Tag Archives: Rhone

March Madness – Final Four

They refer to the NCAA Men’s Basketball tournament as  March Madness.  I say getting 8 inches of snow on March 23rd is March Madness! This weekend it’s down to 4 teams – The Final Four. I’ve come up with a March Madness competition that everyone can enjoy.


Road Trip? The Geography of French Wine

Reims to Rhone - the perfect iTrip

I am planning early for retirement.  Champagne to Chateauneuf – that’s my first road trip!  And I do believe that despite what my iPhone says, it will take more than 6 hours and 25 minutes. Here are the details …

The only thing I’ll need is a convertible as I already have a good-looking wife for the passenger seat (an essential part of retirement).

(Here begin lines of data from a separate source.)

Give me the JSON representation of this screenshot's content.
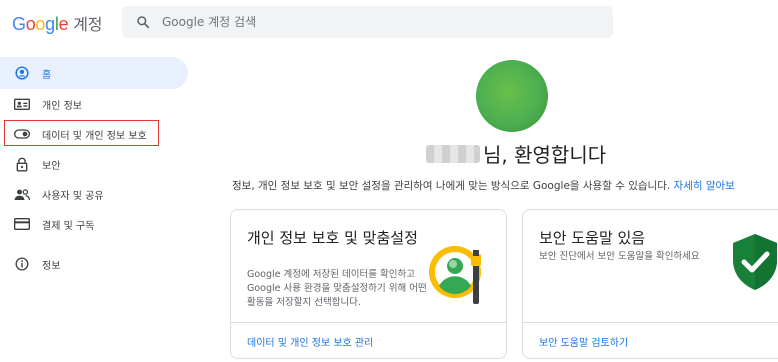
{
  "header": {
    "logo_letters": [
      "G",
      "o",
      "o",
      "g",
      "l",
      "e"
    ],
    "logo_suffix": "계정",
    "search_placeholder": "Google 계정 검색"
  },
  "sidebar": {
    "items": [
      {
        "label": "홈",
        "icon": "home-icon"
      },
      {
        "label": "개인 정보",
        "icon": "id-card-icon"
      },
      {
        "label": "데이터 및 개인 정보 보호",
        "icon": "toggle-icon"
      },
      {
        "label": "보안",
        "icon": "lock-icon"
      },
      {
        "label": "사용자 및 공유",
        "icon": "people-icon"
      },
      {
        "label": "결제 및 구독",
        "icon": "credit-card-icon"
      },
      {
        "label": "정보",
        "icon": "info-icon"
      }
    ]
  },
  "main": {
    "greeting_suffix": "님, 환영합니다",
    "description": "정보, 개인 정보 보호 및 보안 설정을 관리하여 나에게 맞는 방식으로 Google을 사용할 수 있습니다.",
    "description_link": "자세히 알아보",
    "cards": [
      {
        "title": "개인 정보 보호 및 맞춤설정",
        "body": "Google 계정에 저장된 데이터를 확인하고 Google 사용 환경을 맞춤설정하기 위해 어떤 활동을 저장할지 선택합니다.",
        "link": "데이터 및 개인 정보 보호 관리"
      },
      {
        "title": "보안 도움말 있음",
        "body": "보안 진단에서 보안 도움말을 확인하세요",
        "link": "보안 도움말 검토하기"
      }
    ]
  },
  "colors": {
    "accent": "#1a73e8",
    "active_bg": "#e8f0fe",
    "highlight_border": "#e53935",
    "shield": "#188038"
  }
}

From the bubbles of Champagne to the Pinot Noirs of Burgundy I promise only to take country roads. 

On to Beaujolais (which although technically part of Burgundy serves up Gamay grapes) where I can track down Georges Dubœuf and ask him why he connects his “o” and “e”. 

Lyon is the most northern point of the Rhone and the gastronomic capital of the world. I am a gastronimic fan.  We will stop for dinner. 

The Northern Rhone Syrah wines inspired the Shiraz movement all over the world.  It’s a good stopover before I get to my favorite French wine region – the Southern Rhone –   where wines are made with a blend of as many as 13 grapes.

This trip needs some careful planning.  Some further research is forthcoming as there is much to look forward to.

Southern Rhone – a lesson in Terroir

Southern Rhone terroir - would you start farming here?

I love the wines of the Southern Rhone.   In fact the spectacular Chateauneuf du Pape ($$$), Gigondas ($$), and Vacqueyras ($) wines are from this region.  However, take a close look at the terroir – we call it dirt (the French really do have a way with words).  The farmers grow grapes in this!  Who was the first guy to think that would work?

When I think of growing something I think of my grade 9 Geography teacher (doesn’t grade 9 Terroir sound more interesting) who taught me the words  humus and loam. That’s what you look for if you are starting a farm.  If you look closely in the next photo you might see some dirt – it’s hard to see. I love that wine grows in this “soil”.  Fantastique.  What will the French think of  next?

Can you see the dirt?